Source data
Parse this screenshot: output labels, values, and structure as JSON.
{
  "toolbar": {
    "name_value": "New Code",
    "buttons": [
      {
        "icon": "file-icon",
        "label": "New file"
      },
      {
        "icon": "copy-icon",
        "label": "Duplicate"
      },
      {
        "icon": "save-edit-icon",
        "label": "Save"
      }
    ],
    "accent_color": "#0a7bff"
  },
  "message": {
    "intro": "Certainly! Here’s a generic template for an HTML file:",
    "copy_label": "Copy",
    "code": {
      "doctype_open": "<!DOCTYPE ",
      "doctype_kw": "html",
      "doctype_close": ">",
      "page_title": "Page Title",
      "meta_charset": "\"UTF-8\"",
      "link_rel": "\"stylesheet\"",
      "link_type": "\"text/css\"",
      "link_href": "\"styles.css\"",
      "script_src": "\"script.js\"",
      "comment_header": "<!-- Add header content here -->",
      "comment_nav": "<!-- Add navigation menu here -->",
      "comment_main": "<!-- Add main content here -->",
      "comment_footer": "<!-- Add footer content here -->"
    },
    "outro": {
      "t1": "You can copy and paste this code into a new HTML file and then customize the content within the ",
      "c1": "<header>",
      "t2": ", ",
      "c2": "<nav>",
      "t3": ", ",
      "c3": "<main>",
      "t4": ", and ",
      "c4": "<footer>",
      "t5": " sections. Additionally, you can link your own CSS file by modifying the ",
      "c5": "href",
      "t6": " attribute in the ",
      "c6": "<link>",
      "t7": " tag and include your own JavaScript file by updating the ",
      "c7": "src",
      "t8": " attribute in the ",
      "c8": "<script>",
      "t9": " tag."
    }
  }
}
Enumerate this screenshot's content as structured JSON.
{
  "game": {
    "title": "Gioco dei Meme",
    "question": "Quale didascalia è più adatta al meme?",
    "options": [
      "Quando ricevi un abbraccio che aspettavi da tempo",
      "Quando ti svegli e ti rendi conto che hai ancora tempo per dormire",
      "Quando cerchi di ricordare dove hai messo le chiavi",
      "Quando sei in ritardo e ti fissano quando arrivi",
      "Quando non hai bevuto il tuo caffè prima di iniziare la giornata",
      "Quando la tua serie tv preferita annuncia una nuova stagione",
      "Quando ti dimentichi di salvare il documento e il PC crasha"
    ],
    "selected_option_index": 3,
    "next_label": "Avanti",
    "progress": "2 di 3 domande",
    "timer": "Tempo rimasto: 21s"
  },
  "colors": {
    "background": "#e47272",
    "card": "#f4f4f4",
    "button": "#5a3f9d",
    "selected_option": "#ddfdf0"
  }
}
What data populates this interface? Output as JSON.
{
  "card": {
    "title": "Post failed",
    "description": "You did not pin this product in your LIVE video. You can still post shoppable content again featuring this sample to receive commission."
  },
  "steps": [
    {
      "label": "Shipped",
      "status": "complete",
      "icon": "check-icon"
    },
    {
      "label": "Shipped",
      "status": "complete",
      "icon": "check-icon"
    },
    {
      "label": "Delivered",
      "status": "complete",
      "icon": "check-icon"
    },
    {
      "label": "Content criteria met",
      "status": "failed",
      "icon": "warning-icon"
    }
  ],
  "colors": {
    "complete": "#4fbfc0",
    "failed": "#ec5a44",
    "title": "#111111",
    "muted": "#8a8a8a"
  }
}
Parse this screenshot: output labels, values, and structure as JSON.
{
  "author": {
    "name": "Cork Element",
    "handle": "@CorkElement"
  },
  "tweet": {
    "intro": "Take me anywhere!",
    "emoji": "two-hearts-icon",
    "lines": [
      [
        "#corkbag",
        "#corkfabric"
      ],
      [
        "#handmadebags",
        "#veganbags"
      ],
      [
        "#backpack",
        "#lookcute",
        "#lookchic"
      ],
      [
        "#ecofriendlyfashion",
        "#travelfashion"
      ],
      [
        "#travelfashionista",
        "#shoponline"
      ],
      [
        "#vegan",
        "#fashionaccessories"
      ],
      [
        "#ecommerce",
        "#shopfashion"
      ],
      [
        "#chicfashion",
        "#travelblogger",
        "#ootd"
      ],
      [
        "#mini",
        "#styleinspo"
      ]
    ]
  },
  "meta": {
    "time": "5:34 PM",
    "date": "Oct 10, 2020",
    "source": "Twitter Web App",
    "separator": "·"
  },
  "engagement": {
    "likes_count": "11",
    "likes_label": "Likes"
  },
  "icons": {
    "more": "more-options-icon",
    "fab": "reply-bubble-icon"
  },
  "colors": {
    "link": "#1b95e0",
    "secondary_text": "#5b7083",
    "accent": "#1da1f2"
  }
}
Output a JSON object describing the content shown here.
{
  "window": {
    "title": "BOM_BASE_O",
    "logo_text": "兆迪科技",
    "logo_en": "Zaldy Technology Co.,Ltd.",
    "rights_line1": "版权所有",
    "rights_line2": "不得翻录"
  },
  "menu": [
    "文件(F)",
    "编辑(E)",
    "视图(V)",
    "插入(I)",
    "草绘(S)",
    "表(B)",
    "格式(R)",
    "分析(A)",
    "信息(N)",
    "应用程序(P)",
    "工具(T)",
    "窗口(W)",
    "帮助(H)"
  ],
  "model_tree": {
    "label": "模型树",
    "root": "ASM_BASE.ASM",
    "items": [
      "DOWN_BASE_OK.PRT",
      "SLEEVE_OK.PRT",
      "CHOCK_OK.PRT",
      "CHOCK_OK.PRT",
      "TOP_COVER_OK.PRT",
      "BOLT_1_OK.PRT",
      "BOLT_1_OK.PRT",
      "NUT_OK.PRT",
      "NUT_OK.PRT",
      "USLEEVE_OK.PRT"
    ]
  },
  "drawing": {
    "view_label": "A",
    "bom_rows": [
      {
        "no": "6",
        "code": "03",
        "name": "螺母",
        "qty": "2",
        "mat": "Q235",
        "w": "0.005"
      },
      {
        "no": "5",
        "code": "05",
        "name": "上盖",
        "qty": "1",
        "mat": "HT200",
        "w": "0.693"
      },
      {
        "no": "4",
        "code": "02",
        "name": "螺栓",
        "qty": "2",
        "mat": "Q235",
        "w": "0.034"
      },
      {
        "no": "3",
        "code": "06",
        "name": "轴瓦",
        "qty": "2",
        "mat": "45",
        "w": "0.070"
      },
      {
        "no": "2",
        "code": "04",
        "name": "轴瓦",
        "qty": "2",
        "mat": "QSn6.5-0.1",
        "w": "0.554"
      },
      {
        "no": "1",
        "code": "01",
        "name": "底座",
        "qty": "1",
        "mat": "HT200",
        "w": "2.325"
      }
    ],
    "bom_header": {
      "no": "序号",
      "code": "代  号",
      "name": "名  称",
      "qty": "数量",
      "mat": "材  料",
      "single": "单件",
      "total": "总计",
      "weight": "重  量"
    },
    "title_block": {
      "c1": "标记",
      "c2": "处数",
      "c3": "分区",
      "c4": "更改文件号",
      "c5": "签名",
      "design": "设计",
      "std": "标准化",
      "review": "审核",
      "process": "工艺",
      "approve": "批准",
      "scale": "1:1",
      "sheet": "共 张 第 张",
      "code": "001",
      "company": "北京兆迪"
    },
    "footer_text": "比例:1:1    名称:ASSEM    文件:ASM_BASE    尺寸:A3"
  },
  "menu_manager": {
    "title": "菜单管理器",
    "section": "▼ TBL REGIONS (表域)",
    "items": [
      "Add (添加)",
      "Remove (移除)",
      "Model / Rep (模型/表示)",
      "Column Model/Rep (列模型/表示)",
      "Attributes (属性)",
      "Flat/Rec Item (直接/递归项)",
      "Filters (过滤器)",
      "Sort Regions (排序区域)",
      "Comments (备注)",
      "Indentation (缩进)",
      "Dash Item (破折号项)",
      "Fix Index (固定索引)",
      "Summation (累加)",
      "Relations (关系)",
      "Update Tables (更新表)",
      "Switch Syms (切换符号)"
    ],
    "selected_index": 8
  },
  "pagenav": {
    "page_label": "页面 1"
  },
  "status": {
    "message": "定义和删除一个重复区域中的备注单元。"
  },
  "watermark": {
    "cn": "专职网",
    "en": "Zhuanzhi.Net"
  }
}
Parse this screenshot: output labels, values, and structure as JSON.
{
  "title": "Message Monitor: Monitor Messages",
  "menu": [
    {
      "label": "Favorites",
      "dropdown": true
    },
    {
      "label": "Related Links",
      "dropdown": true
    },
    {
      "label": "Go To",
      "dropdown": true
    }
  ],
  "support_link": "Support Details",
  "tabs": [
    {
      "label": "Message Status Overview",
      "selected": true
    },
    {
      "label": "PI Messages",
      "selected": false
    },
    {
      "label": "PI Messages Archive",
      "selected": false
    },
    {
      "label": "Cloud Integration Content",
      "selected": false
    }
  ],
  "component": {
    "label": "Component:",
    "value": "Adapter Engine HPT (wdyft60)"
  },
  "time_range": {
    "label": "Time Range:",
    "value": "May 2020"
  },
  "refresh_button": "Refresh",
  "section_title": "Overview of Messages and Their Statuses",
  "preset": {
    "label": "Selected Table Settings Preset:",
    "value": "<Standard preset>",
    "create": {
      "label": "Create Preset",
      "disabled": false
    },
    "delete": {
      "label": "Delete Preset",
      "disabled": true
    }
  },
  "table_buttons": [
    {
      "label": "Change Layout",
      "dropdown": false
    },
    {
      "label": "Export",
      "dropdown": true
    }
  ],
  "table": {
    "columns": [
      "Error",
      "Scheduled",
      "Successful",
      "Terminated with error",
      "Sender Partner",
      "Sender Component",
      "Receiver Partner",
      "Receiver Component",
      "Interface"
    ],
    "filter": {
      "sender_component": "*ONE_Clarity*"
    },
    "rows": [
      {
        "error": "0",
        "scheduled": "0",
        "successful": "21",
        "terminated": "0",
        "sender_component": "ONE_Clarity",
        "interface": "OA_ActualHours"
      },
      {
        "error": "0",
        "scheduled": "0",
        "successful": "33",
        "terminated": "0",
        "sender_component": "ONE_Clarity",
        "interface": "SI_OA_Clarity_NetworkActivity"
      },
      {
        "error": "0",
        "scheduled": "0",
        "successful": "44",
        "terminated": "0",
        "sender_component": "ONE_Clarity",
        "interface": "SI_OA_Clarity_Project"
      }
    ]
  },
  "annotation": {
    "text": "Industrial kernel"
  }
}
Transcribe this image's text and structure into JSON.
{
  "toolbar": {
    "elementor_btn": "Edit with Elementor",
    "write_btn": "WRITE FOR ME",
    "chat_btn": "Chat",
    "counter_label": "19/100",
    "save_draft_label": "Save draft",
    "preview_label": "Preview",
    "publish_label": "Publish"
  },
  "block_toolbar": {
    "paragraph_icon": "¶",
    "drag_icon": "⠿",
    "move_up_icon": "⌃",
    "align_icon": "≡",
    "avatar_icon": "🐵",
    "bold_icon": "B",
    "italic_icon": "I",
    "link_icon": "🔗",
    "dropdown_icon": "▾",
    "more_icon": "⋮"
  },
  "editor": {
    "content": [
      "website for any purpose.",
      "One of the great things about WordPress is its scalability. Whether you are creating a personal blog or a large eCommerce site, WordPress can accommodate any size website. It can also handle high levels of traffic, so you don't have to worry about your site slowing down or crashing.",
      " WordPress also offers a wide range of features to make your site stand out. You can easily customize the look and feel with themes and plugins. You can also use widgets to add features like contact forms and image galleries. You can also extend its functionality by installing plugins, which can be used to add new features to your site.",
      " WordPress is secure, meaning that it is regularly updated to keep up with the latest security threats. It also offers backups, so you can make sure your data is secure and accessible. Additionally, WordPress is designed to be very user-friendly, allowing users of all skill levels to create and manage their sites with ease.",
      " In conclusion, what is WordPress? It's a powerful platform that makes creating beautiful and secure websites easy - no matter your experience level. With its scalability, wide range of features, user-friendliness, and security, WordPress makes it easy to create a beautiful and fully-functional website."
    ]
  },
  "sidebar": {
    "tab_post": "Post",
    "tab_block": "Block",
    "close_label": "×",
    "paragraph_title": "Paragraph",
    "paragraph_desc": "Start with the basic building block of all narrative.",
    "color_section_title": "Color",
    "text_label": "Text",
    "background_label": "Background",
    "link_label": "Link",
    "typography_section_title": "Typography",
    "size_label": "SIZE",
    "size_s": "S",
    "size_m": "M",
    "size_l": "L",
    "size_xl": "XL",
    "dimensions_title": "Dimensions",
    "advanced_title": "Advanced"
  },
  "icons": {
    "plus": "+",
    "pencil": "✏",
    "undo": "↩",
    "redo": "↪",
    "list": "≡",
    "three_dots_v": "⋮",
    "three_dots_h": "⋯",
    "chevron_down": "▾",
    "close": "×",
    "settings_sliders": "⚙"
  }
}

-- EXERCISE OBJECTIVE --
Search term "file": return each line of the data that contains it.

-- SOLUTION TO THIS TASK --
        "icon": "file-icon",
        "label": "New file"
    "intro": "Certainly! Here’s a generic template for an HTML file:",
      "t1": "You can copy and paste this code into a new HTML file and then customize the content within the ",
      "t5": " sections. Additionally, you can link your own CSS file by modifying the ",
      "t7": " tag and include your own JavaScript file by updating the ",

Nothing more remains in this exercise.